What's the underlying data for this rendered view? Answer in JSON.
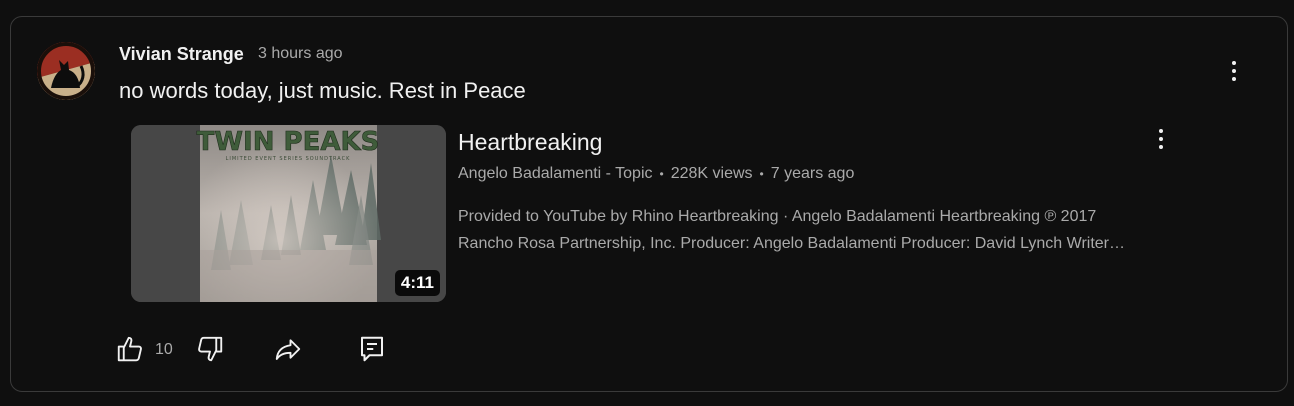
{
  "comment": {
    "author": "Vivian Strange",
    "timestamp": "3 hours ago",
    "text": "no words today, just music. Rest in Peace",
    "like_count": "10"
  },
  "video": {
    "title": "Heartbreaking",
    "channel": "Angelo Badalamenti - Topic",
    "views": "228K views",
    "age": "7 years ago",
    "description_line1": "Provided to YouTube by Rhino Heartbreaking · Angelo Badalamenti Heartbreaking ℗ 2017",
    "description_line2": "Rancho Rosa Partnership, Inc. Producer: Angelo Badalamenti Producer: David Lynch Writer…",
    "duration": "4:11",
    "thumbnail_title": "TWIN PEAKS",
    "thumbnail_subtitle": "LIMITED EVENT SERIES SOUNDTRACK"
  },
  "icons": {
    "avatar": "black-cat-avatar",
    "more": "more-vert-icon",
    "like": "thumb-up-icon",
    "dislike": "thumb-down-icon",
    "share": "share-icon",
    "reply": "reply-icon"
  },
  "colors": {
    "background": "#0f0f0f",
    "border": "#3a3a3a",
    "primary_text": "#f1f1f1",
    "secondary_text": "#aaaaaa"
  }
}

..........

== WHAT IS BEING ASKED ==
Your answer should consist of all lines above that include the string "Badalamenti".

== ANSWER ==
    "channel": "Angelo Badalamenti - Topic",
    "description_line1": "Provided to YouTube by Rhino Heartbreaking · Angelo Badalamenti Heartbreaking ℗ 2017",
    "description_line2": "Rancho Rosa Partnership, Inc. Producer: Angelo Badalamenti Producer: David Lynch Writer…",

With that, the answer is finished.